I disagree with every point you make.
The US keeps its best cards close to its chest. It always has. Nobody knew about the space plane until it was on the launch pad. Nobody knew about
Hubbles 2 and 3 until the NSA gave them to NASA a couple of weeks ago. The US is the presumed world leader in weaponry. It has nothing to prove. Sure
the $80 billion main line weapons systems are public. They must be. But the US doesn't engage in show and tell.
China, on the other hand does have something to prove. They have an inferiority complex that they are eager to shed. They were all too happy to reveal
their J20 just to make a political statement. They brag about an untested carrier killer. They show their cards in cyber war and anti-satellite ops.
In the 1980s the US closed down its F15 based satellite killer missile in favor of electronic counter-measures. Nobody has ever heard a word about the
capabilities developed ever since.
I seriously doubt anybody is 50 years ahead of public technology. That is just blabber. I can see research that is 20 years ahead. That is all.
The only good point you make is that states do not often show their best cards. By the way. "Best cards" that shift power a great deal are always
the shortest lived advantages. Why? Because they invoke a strong response to counter them from the opponent. A slightly improved weapon will be
tolerated often.
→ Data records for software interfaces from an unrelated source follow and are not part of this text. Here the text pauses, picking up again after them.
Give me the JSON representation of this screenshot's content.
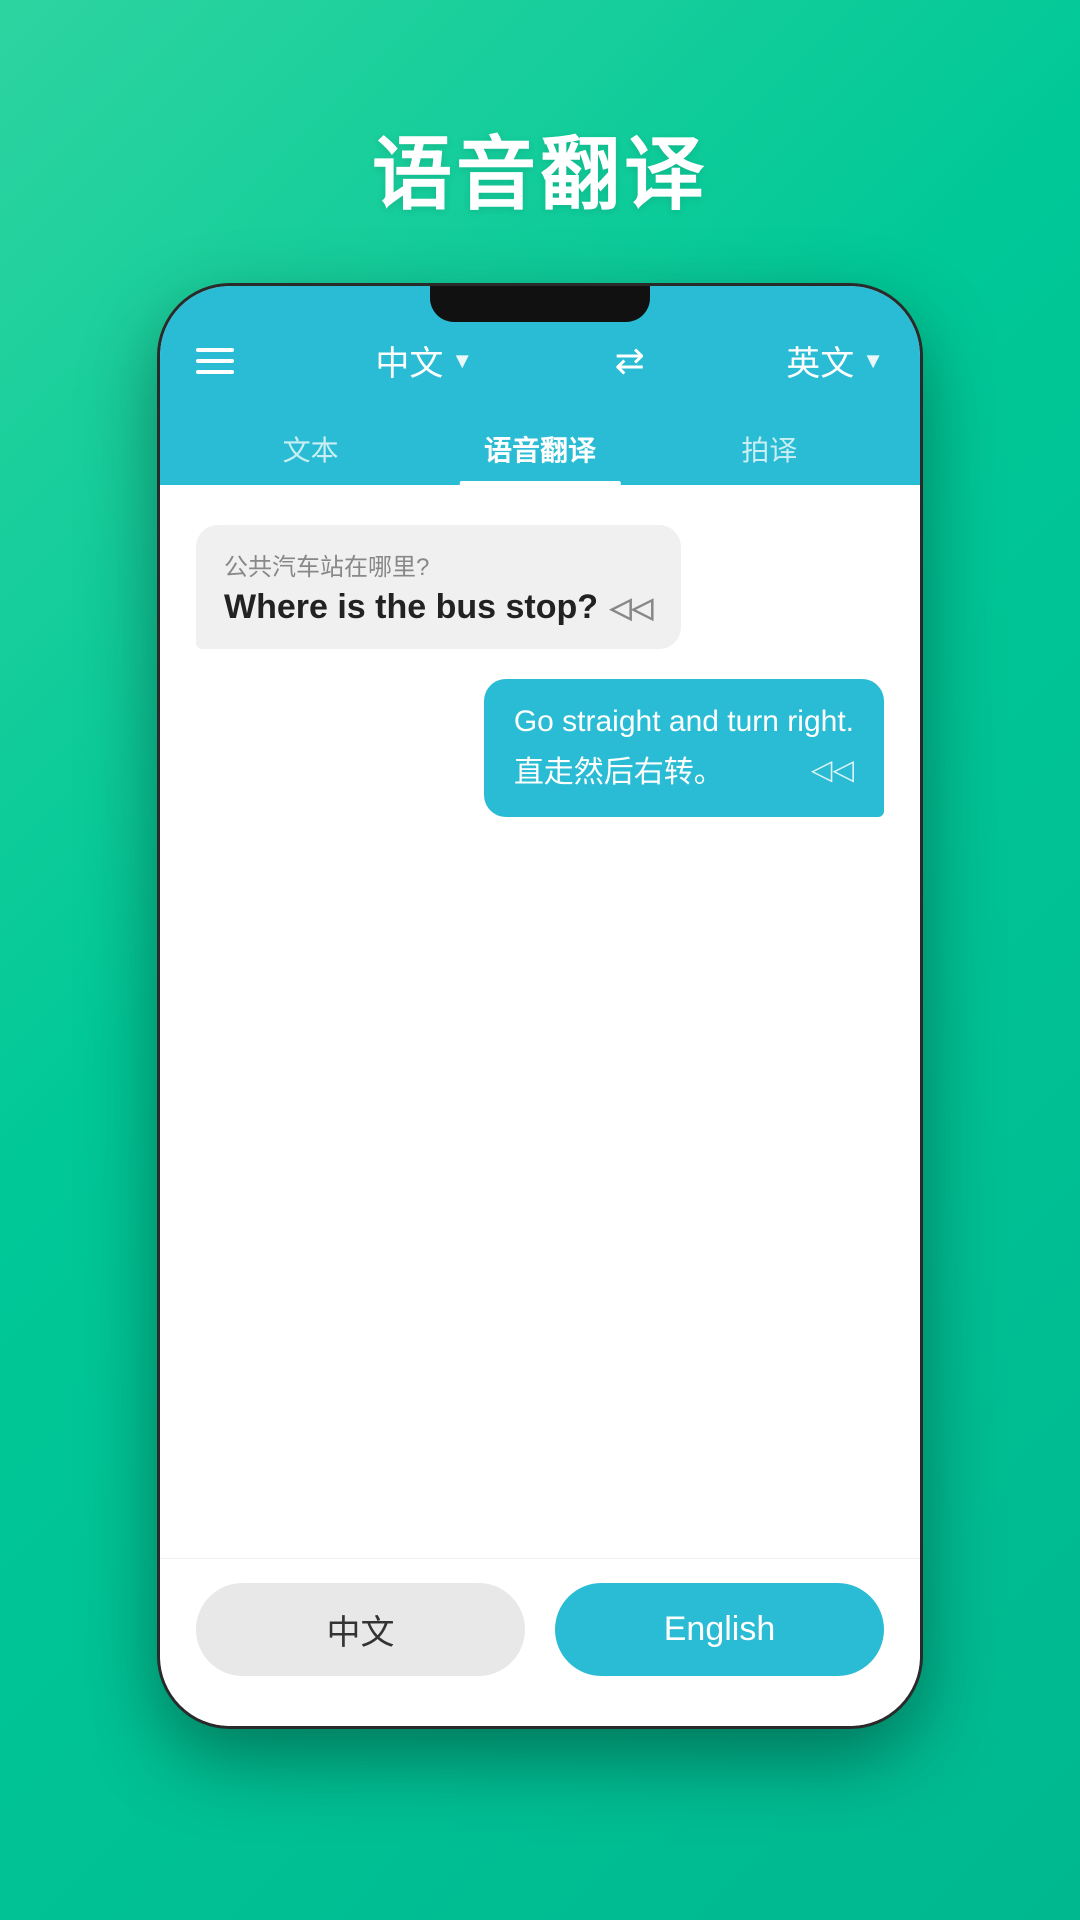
{
  "page": {
    "title": "语音翻译",
    "background_gradient_start": "#2dd4a0",
    "background_gradient_end": "#00b890"
  },
  "header": {
    "menu_icon_label": "menu",
    "source_lang": "中文",
    "source_lang_arrow": "▼",
    "swap_icon": "⇄",
    "target_lang": "英文",
    "target_lang_arrow": "▼"
  },
  "tabs": [
    {
      "id": "text",
      "label": "文本",
      "active": false
    },
    {
      "id": "voice",
      "label": "语音翻译",
      "active": true
    },
    {
      "id": "photo",
      "label": "拍译",
      "active": false
    }
  ],
  "messages": [
    {
      "id": 1,
      "side": "left",
      "subtitle": "公共汽车站在哪里?",
      "main_text": "Where is the bus stop?",
      "sound": "◁◁"
    },
    {
      "id": 2,
      "side": "right",
      "main_text": "Go straight and turn right.",
      "sub_text": "直走然后右转。",
      "sound": "◁◁"
    }
  ],
  "bottom": {
    "btn_chinese_label": "中文",
    "btn_english_label": "English"
  }
}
A rifle that works a little better may be accepted. A missile with a little more range may not provoke a program to develop a missile
that outdoes that one. But revolutionary technology gets countered fast. The US monopoly on nukes lasted how many years, even during peacetime? The
U-boats ruled the seas for how long? Heat seeking missiles had no effective counter-measures for how long?
I'll believe China is a true technology leader when their ability to innovate is comparable to the US, Germany, and Japan. Because thus far I've
seen little out of them except the ability to replicate.